**PROBLEM TO WORK ON**
Check each line of the material, and show the ones that include the word "NTSC".

**DATA SHOWN**
──────────────────────────────

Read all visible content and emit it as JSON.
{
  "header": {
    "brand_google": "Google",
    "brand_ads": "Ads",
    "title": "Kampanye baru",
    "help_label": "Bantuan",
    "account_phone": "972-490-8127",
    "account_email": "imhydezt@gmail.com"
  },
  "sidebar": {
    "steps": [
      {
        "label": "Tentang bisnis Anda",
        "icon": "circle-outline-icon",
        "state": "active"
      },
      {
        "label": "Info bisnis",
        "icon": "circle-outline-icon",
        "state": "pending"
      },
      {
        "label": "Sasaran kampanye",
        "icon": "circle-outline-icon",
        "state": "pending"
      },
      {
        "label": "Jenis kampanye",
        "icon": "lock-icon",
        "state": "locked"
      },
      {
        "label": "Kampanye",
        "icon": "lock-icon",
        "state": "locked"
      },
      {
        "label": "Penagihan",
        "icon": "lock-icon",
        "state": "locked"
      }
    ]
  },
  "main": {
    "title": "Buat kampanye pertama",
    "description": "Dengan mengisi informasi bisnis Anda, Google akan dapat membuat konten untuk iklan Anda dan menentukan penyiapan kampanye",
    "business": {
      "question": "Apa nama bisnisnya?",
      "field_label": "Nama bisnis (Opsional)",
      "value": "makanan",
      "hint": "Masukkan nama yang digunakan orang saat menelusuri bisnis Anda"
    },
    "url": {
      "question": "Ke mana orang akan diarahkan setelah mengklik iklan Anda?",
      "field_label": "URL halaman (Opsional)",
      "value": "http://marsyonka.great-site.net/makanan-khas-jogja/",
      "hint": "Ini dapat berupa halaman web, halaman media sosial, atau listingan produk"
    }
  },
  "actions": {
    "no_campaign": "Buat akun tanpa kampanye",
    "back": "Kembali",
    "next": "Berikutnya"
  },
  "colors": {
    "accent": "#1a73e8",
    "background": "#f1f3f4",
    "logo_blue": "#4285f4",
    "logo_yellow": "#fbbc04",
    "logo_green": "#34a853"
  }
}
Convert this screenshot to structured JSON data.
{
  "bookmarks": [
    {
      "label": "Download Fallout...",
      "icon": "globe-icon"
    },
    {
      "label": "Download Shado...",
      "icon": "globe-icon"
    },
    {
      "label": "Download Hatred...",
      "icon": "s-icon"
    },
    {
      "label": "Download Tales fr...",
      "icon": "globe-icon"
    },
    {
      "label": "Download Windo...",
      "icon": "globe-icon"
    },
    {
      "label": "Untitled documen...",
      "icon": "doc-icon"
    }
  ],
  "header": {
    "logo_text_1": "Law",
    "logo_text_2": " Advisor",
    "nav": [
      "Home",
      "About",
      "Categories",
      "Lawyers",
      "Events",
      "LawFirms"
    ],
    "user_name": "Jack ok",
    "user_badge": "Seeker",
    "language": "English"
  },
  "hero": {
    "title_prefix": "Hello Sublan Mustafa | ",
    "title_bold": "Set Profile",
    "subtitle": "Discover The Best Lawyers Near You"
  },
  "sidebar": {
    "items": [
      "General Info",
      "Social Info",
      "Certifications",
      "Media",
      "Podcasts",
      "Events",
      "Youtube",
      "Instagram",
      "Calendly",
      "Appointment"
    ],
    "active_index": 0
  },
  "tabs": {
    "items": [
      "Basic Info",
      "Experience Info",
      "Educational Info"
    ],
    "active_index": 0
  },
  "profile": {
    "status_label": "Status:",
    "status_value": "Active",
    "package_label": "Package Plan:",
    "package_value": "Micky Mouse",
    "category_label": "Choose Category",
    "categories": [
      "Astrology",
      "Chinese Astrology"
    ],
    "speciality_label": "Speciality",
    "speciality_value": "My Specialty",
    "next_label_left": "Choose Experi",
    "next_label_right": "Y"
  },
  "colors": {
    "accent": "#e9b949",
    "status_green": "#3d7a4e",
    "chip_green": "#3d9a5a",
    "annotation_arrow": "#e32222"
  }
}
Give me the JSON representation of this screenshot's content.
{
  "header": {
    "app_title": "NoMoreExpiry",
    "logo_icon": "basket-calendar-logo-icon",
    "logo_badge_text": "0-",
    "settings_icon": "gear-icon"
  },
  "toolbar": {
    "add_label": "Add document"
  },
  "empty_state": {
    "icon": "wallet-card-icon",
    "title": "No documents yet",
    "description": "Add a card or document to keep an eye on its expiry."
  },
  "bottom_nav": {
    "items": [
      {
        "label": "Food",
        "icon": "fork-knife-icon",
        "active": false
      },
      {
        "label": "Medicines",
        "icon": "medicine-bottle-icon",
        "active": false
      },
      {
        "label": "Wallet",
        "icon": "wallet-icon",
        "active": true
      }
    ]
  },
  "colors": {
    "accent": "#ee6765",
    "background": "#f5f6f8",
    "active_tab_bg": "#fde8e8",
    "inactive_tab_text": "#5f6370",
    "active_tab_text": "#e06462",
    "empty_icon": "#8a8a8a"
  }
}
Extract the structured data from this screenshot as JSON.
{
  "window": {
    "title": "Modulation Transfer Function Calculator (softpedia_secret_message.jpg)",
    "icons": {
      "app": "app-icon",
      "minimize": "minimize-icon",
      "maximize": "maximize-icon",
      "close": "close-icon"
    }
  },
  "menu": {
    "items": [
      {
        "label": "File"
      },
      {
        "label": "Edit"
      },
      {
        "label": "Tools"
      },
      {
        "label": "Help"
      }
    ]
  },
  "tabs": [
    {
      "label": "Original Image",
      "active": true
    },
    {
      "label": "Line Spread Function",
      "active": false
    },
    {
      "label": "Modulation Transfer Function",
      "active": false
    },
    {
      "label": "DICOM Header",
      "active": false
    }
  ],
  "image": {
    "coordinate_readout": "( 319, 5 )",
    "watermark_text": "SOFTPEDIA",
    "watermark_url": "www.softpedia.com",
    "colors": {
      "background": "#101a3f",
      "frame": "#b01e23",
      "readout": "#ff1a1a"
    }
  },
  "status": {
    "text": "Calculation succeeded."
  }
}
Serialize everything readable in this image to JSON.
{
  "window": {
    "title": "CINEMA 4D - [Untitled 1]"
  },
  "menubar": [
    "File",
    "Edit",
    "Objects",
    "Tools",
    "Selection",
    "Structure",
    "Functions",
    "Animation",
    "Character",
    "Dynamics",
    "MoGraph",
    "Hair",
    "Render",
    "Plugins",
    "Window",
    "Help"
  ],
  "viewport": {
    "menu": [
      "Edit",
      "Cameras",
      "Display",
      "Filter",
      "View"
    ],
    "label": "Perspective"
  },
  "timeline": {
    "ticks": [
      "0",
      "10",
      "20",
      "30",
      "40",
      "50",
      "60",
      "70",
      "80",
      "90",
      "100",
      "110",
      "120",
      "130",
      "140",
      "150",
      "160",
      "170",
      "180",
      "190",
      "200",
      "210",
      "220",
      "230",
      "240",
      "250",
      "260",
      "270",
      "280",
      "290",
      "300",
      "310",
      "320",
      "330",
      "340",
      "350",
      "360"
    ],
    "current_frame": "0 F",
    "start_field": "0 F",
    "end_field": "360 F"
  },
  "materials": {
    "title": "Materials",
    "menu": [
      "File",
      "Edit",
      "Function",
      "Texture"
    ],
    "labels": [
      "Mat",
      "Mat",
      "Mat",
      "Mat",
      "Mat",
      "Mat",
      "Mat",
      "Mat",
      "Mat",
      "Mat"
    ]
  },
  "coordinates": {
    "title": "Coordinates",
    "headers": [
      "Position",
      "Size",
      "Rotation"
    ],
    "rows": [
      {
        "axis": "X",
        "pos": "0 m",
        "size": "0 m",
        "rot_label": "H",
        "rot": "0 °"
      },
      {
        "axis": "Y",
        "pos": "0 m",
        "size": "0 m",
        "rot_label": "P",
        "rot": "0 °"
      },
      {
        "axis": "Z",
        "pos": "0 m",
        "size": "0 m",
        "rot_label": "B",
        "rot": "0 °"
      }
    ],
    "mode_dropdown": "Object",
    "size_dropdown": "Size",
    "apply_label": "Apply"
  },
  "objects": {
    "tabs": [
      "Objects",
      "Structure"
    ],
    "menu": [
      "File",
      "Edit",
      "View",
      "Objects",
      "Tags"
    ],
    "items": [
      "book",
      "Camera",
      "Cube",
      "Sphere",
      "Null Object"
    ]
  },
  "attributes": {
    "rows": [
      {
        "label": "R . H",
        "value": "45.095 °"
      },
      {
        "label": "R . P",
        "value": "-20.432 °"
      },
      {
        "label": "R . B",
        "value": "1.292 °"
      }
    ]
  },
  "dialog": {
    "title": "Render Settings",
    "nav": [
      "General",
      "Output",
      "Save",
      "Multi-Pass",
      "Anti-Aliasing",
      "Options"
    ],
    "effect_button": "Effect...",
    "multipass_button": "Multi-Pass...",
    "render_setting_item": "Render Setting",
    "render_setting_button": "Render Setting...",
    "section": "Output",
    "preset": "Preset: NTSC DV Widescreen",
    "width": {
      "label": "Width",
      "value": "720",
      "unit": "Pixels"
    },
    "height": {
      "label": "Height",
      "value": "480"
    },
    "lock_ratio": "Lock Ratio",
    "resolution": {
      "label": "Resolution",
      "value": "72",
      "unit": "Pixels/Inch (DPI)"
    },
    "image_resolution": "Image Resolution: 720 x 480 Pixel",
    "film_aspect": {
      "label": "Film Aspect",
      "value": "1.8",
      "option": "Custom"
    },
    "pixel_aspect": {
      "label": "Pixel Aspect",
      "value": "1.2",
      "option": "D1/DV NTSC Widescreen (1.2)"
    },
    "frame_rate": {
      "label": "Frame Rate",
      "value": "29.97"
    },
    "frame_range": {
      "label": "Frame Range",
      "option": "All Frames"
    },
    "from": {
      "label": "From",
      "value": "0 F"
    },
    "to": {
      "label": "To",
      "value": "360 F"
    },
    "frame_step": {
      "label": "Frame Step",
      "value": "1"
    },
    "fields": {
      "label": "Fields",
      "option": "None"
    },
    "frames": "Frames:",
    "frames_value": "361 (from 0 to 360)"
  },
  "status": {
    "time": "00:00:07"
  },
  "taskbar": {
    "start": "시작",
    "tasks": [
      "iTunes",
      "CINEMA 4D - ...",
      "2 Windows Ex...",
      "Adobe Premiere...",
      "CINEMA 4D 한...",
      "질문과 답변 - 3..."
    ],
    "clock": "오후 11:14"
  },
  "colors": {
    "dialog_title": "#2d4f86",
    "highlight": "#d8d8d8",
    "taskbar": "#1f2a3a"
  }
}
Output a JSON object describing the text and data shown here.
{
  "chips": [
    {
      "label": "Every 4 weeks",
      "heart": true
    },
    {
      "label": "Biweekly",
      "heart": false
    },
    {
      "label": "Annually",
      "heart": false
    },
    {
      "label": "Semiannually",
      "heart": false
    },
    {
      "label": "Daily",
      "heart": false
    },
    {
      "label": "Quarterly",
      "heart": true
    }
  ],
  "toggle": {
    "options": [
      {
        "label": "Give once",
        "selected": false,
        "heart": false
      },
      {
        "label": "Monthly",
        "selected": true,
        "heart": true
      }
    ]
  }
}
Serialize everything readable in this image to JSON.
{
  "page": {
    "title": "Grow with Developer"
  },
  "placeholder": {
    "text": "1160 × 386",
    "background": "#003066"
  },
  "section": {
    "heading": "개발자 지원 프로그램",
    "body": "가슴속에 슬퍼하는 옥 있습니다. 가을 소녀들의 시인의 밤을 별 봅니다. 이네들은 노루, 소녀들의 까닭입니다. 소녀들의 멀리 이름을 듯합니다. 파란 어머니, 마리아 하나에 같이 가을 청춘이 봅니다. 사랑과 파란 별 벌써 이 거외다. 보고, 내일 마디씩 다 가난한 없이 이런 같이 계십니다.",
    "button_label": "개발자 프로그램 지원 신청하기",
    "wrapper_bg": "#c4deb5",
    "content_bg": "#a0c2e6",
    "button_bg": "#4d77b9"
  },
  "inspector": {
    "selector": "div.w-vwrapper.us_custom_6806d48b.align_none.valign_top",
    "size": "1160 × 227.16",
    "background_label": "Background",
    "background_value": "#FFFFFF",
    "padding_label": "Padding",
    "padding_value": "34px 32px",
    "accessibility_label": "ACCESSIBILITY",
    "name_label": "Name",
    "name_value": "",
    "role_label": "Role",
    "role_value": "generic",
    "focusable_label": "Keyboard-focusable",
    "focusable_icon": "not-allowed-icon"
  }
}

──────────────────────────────

**RESPONSE AREA**
    "preset": "Preset: NTSC DV Widescreen",
      "option": "D1/DV NTSC Widescreen (1.2)"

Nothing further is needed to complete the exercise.